OVERLAND PARK, Kan. — A gunman opened fire outside a Jewish community center Sunday, killing a doctor and his teenage grandson before heading to a Jewish retirement community a few blocks away and killing someone else, authorities said.
Police arrested the suspected assailant in an elementary school parking lot shortly after the attacks in the Kansas City suburb of Overland Park.
A Johnson County jail official said the accused is Frazier Glenn Cross.
The official confirmed that Mr. Cross is the suspect in the attacks. He spoke on the condition of anonymity because he wasn’t authorized to discuss the case publicly.
Public records show that the 73-year-old Mr. Cross also goes by the last name Miller. The Southern Poverty Law Center says he has long been an outspoken white supremacist and was once a “grand dragon” of the Carolina Knights of the Ku Klux Klan.
The group reports on its website that it spoke to Mr. Miller’s wife, Marge, by phone Sunday and she said police told her that her husband had been arrested in Sunday’s attacks.
At a news conference, the city’s police chief, John Douglass, said there was no indication that the suspect knew the victims.
“Today is a sad and very tragic day,” Chief Douglass said. “As you might imagine we are only three hours into this investigation. There’s a lot of innuendo and a lot of assertions going around. There is really very little hard-core information.”
Chief Douglass declined to release the names of the victims, citing the need to notify their loved ones first. But the family of the first two people who were slain released a statement later Sunday identifying them as William Lewis Corporon and his 14-year-old grandson, Reat Griffin Underwood. They were both Christian, and the family thanked members of their church congregation, among other people, for their support.
Rebecca Sturtevant, a spokeswoman for Overland Park Regional Medical Center, where Reat was taken and where he died, said family members said Dr. Corporon and the boy were at the community center so that the high school freshman could try out for KC SuperStar, a singing competition for students.
Chief Douglass said Mr. Cross made several statements to police, “but it’s too early to tell you what he may or may not have said.” The Jewish festival of Passover begins at sundown today.
Chief Douglass said the suspect first opened fire in the parking lot behind the Jewish Community Center of Greater Kansas City. Dr. Corporon died at the scene and his grandson later died at the hospital. The chief said the suspect then drove to the nearby retirement community, Village Shalom, where he shot and killed a woman or girl. The gunman also shot at two other people during the attacks, but missed them, Chief Douglass said.

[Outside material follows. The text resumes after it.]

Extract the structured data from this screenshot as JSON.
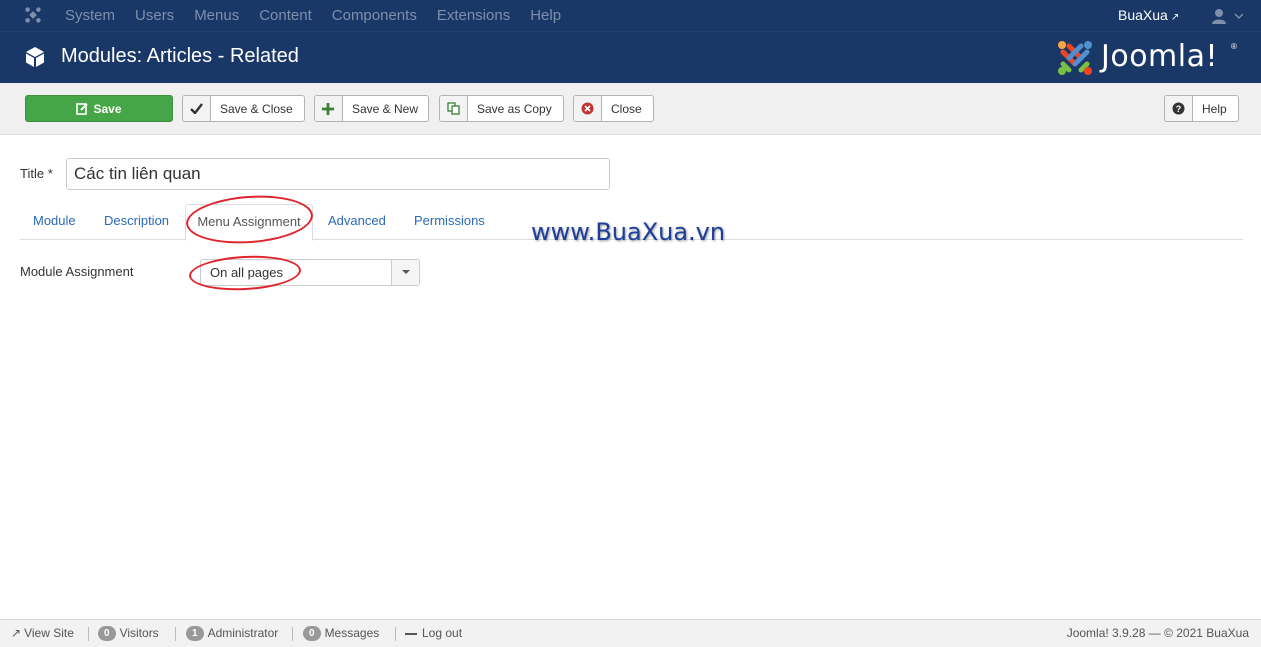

Mr. Cross was taken to the Johnson County Detention Center. Johnson County District Attorney Stephen Howe, who attended the news conference along with Barry Grissom, U.S. attorney for Kansas, said it was too soon to know when the suspect would appear in court.
Dr. Corporon, who practiced family medicine, leaves behind a wife of 49 years. His grandson, Reat, was an Eagle Scout who loved camping and hunting with his grandfather, father and brother, the family said.
President Barack Obama released a statement expressing his grief over the attack.
“While we do not know all of the details surrounding today’s shooting, the initial reports are heartbreaking,” Mr. Obama said. “I want to offer my condolences to all the families trying to make sense of this difficult situation and pledge the full support from the federal government as we heal and cope during this trying time.”
Kansas Gov. Sam Brownback, in a statement, vowed to seek justice for those who were killed.